As a result of the attack on the MacNeice family, 16 men were accused of riotous behaviour and sent for trial in Galway. Fathers Rhatigan and Flannery set up the Connemara anti “Jumper” Defence Fund, to cover the legal costs of the prisoners. They were allowed out on bail on sureties of some of the ‘leading merchants and most respectable people in Galway’. The defendants didn’t bother turning up for trial, and that particular case just fizzled out.
William MacNeice never returned to Connemara. His son John Frederick entered the church and became Bishop of Cashel and Waterford in 1931; and four years later Bishop of Down and Connor and Dromore. He married Elizabeth Margaret Clesham, daughter of Martin Clesham, from Clifden. They had two sons and a daughter. One of the sons, Louis Frederick was the well known poet. He returned to Omey with his father in September 1927. It was his father’s first visit back since he had to flee and abandon his home in 1879. They searched among the stones to try to find where the old schoolhouse was. MacNeice wrote that Connemara was a place where: “The mountains had never woken up and the sea had never gone asleep and the people had never got civilised.’

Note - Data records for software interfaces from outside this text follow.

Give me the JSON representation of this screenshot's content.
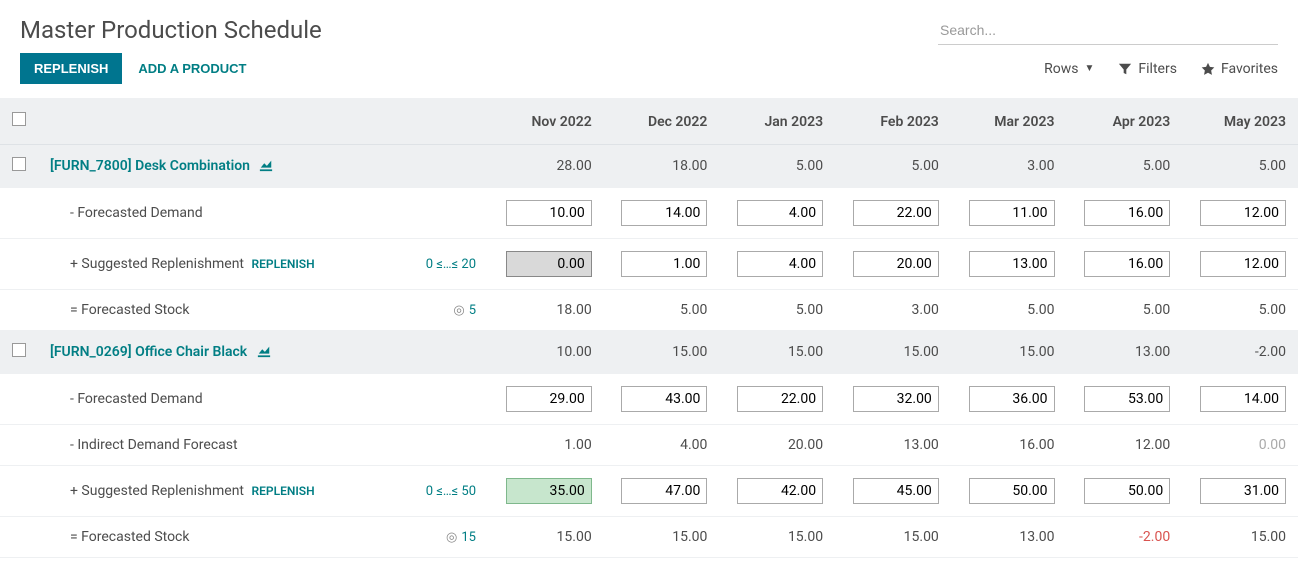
{
  "header": {
    "title": "Master Production Schedule",
    "search_placeholder": "Search..."
  },
  "toolbar": {
    "replenish_label": "REPLENISH",
    "add_product_label": "ADD A PRODUCT",
    "rows_label": "Rows",
    "filters_label": "Filters",
    "favorites_label": "Favorites"
  },
  "columns": [
    "Nov 2022",
    "Dec 2022",
    "Jan 2023",
    "Feb 2023",
    "Mar 2023",
    "Apr 2023",
    "May 2023"
  ],
  "labels": {
    "forecasted_demand": "- Forecasted Demand",
    "indirect_demand": "- Indirect Demand Forecast",
    "suggested_replenishment": "+ Suggested Replenishment",
    "replenish_inline": "REPLENISH",
    "forecasted_stock": "= Forecasted Stock"
  },
  "products": [
    {
      "name": "[FURN_7800] Desk Combination",
      "summary": [
        "28.00",
        "18.00",
        "5.00",
        "5.00",
        "3.00",
        "5.00",
        "5.00"
      ],
      "forecasted_demand": [
        "10.00",
        "14.00",
        "4.00",
        "22.00",
        "11.00",
        "16.00",
        "12.00"
      ],
      "replenish_hint": "0 ≤…≤ 20",
      "suggested_replenishment": [
        "0.00",
        "1.00",
        "4.00",
        "20.00",
        "13.00",
        "16.00",
        "12.00"
      ],
      "replenishment_style": [
        "grey",
        "",
        "",
        "",
        "",
        "",
        ""
      ],
      "stock_target": "5",
      "forecasted_stock": [
        "18.00",
        "5.00",
        "5.00",
        "3.00",
        "5.00",
        "5.00",
        "5.00"
      ]
    },
    {
      "name": "[FURN_0269] Office Chair Black",
      "summary": [
        "10.00",
        "15.00",
        "15.00",
        "15.00",
        "15.00",
        "13.00",
        "-2.00"
      ],
      "forecasted_demand": [
        "29.00",
        "43.00",
        "22.00",
        "32.00",
        "36.00",
        "53.00",
        "14.00"
      ],
      "indirect_demand": [
        "1.00",
        "4.00",
        "20.00",
        "13.00",
        "16.00",
        "12.00",
        "0.00"
      ],
      "indirect_demand_muted": [
        false,
        false,
        false,
        false,
        false,
        false,
        true
      ],
      "replenish_hint": "0 ≤…≤ 50",
      "suggested_replenishment": [
        "35.00",
        "47.00",
        "42.00",
        "45.00",
        "50.00",
        "50.00",
        "31.00"
      ],
      "replenishment_style": [
        "green",
        "",
        "",
        "",
        "",
        "",
        ""
      ],
      "stock_target": "15",
      "forecasted_stock": [
        "15.00",
        "15.00",
        "15.00",
        "15.00",
        "13.00",
        "-2.00",
        "15.00"
      ],
      "stock_negative": [
        false,
        false,
        false,
        false,
        false,
        true,
        false
      ]
    }
  ]
}
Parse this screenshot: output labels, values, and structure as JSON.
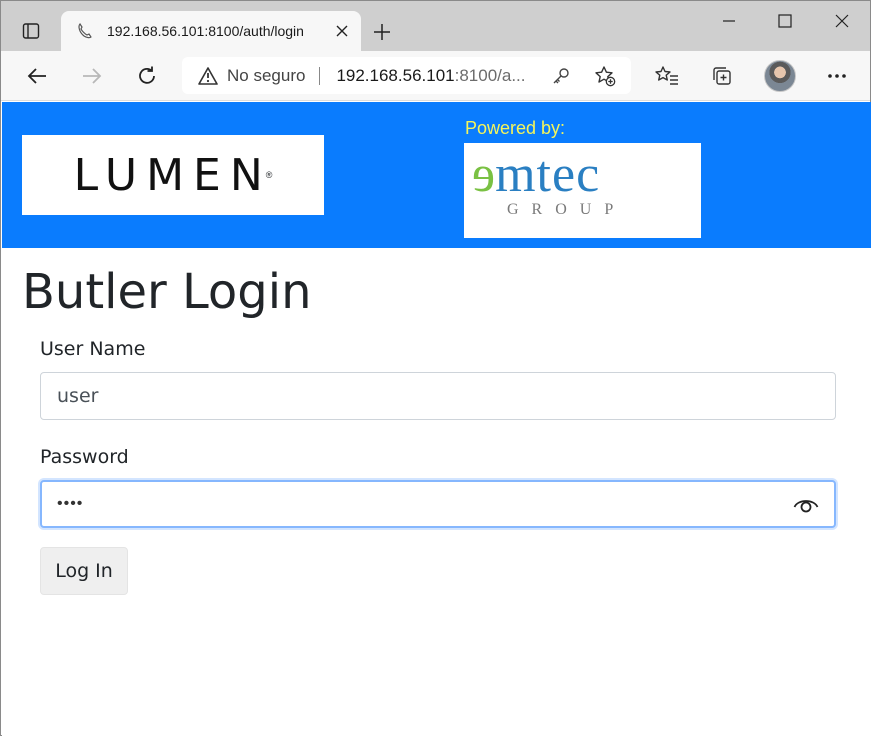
{
  "browser": {
    "tab": {
      "title": "192.168.56.101:8100/auth/login",
      "favicon": "phone-handset-icon"
    },
    "address_bar": {
      "security_label": "No seguro",
      "url_host": "192.168.56.101",
      "url_rest": ":8100/a..."
    },
    "icons": {
      "tab_actions": "tab-actions-icon",
      "close_tab": "close-icon",
      "new_tab": "plus-icon",
      "minimize": "minimize-icon",
      "maximize": "maximize-icon",
      "close_window": "close-icon",
      "back": "back-arrow-icon",
      "forward": "forward-arrow-icon",
      "refresh": "refresh-icon",
      "warning": "warning-icon",
      "key": "key-icon",
      "add_favorite": "star-add-icon",
      "favorites": "favorites-list-icon",
      "collections": "collections-icon",
      "profile": "avatar",
      "more": "more-icon"
    }
  },
  "page": {
    "header": {
      "logo_text": "LUMEN",
      "powered_by": "Powered by:",
      "partner_logo": {
        "word": "mtec",
        "e": "e",
        "sub": "GROUP"
      },
      "band_color": "#0a7cfe"
    },
    "title": "Butler Login",
    "form": {
      "username_label": "User Name",
      "username_value": "user",
      "password_label": "Password",
      "password_masked": "••••",
      "submit_label": "Log In"
    }
  }
}
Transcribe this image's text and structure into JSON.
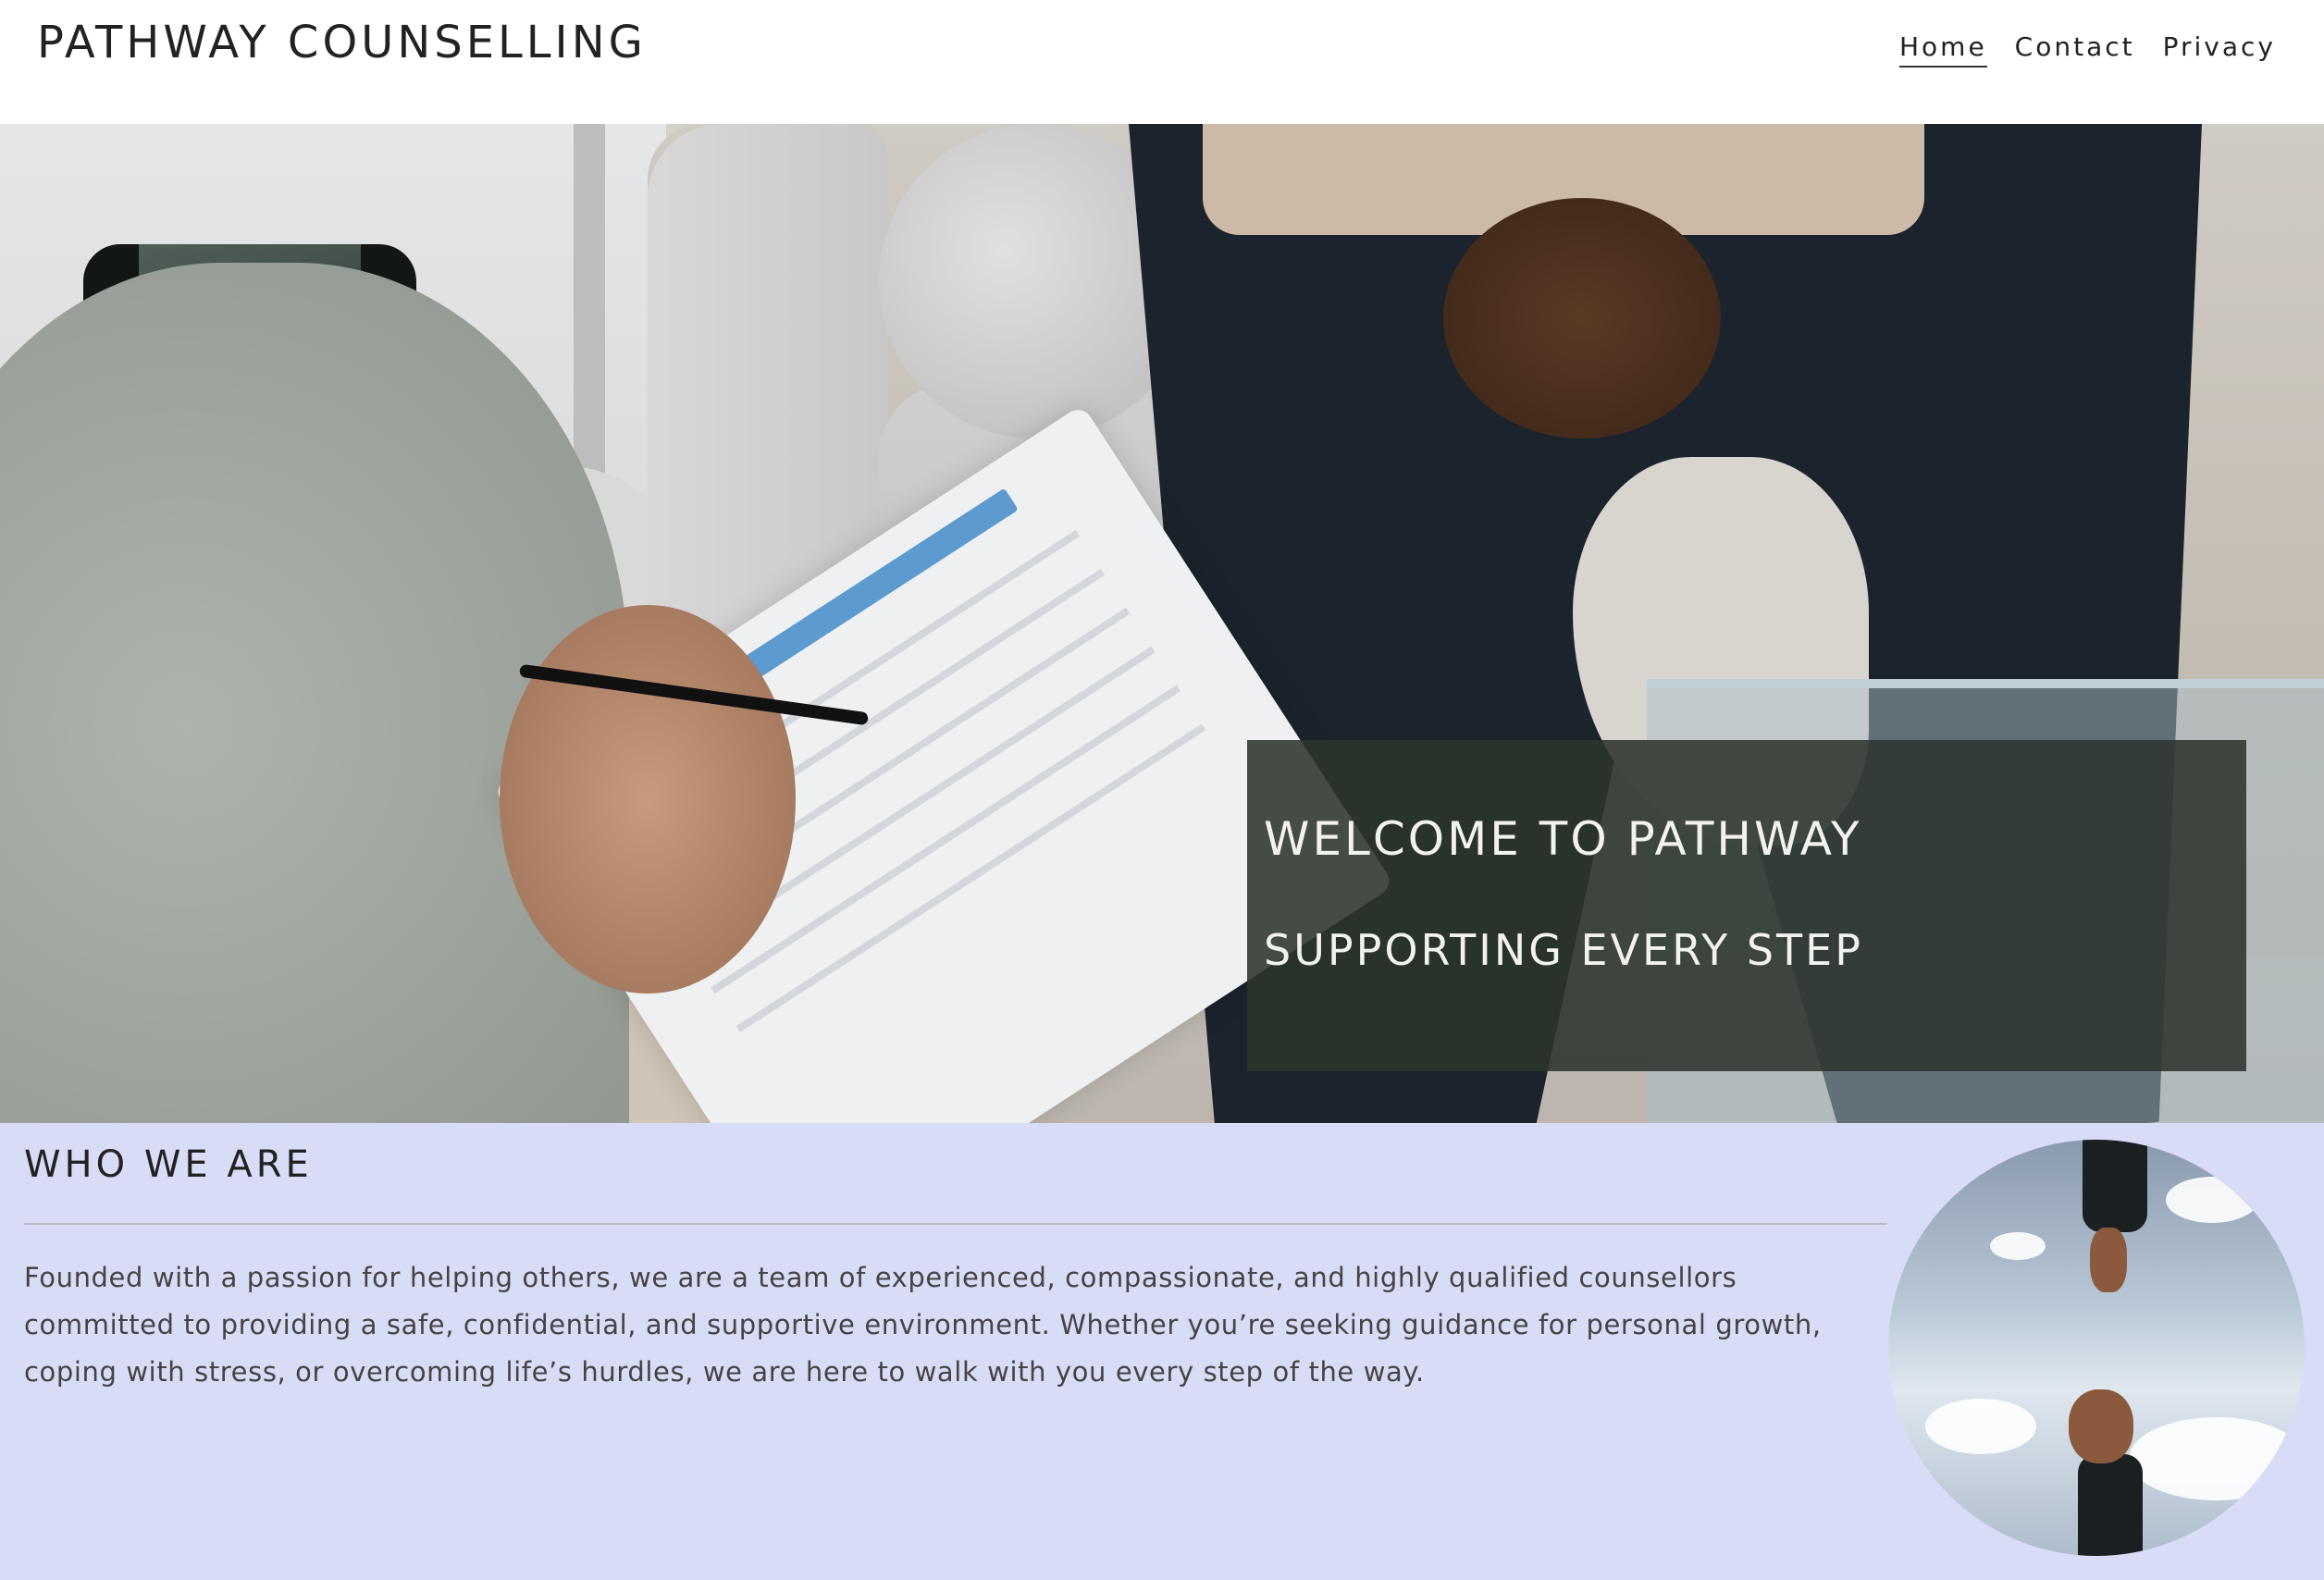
{
  "header": {
    "brand": "PATHWAY COUNSELLING",
    "nav": [
      {
        "label": "Home",
        "active": true
      },
      {
        "label": "Contact",
        "active": false
      },
      {
        "label": "Privacy",
        "active": false
      }
    ]
  },
  "hero": {
    "title": "WELCOME TO PATHWAY",
    "subtitle": "SUPPORTING EVERY STEP"
  },
  "about": {
    "title": "WHO WE ARE",
    "body": "Founded with a passion for helping others, we are a team of experienced, compassionate, and highly qualified counsellors committed to providing a safe, confidential, and supportive environment. Whether you’re seeking guidance for personal growth, coping with stress, or overcoming life’s hurdles, we are here to walk with you every step of the way."
  },
  "colors": {
    "header_bg": "#ffffff",
    "welcome_box": "#2c342c",
    "about_bg": "#d9dcf6",
    "text": "#222222"
  },
  "icons": {
    "hero_image": "counselling-session-photo",
    "about_image": "reaching-hands-photo"
  }
}
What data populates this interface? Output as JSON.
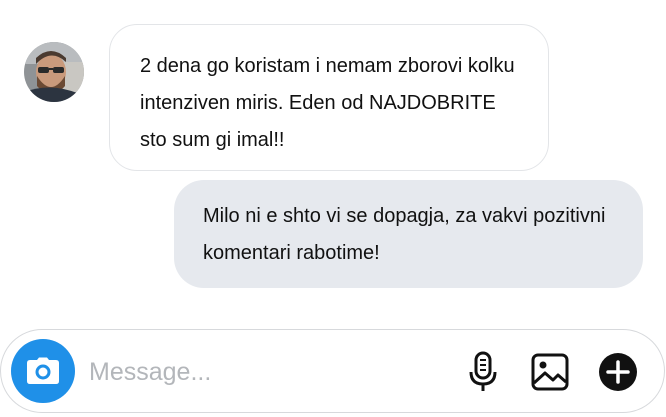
{
  "conversation": {
    "messages": [
      {
        "direction": "incoming",
        "sender_avatar": "user-avatar",
        "text": "2 dena go koristam i nemam zborovi kolku intenziven miris. Eden od NAJDOBRITE sto sum gi imal!!"
      },
      {
        "direction": "outgoing",
        "text": "Milo ni e shto vi se dopagja, za vakvi pozitivni komentari rabotime!"
      }
    ]
  },
  "composer": {
    "placeholder": "Message...",
    "value": "",
    "icons": {
      "camera": "camera-icon",
      "mic": "microphone-icon",
      "gallery": "image-icon",
      "add": "plus-circle-icon"
    },
    "camera_color": "#1f90e8"
  },
  "colors": {
    "incoming_bubble_border": "#e3e5e8",
    "outgoing_bubble_bg": "#e6e9ee"
  }
}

The poet was back in Galway again on that fateful day September 3 1939; the day war was declared against Germany. The poem he wrote that day, The Crossbones of Galway, is now on a plaque on Nimmo’s Pier. It contains the following verse, which I am sure has more than a sense of irony for the poet and his family:
Salmon in the Corrib
And the water combed out
Over the weir
And a hundred swans
Dreaming on the harbour:
The war came down on us here.
More next week
NOTE :* I am leaning heavily on an article written by Clifden historian Kathleen Villiers-Tuthill, and a new book Soupers and Jumpers - The Protestant Missions in Connemara 1848-1937, by Miriam Moffitt, published by Nonsuch publishing, now on sale €27.99.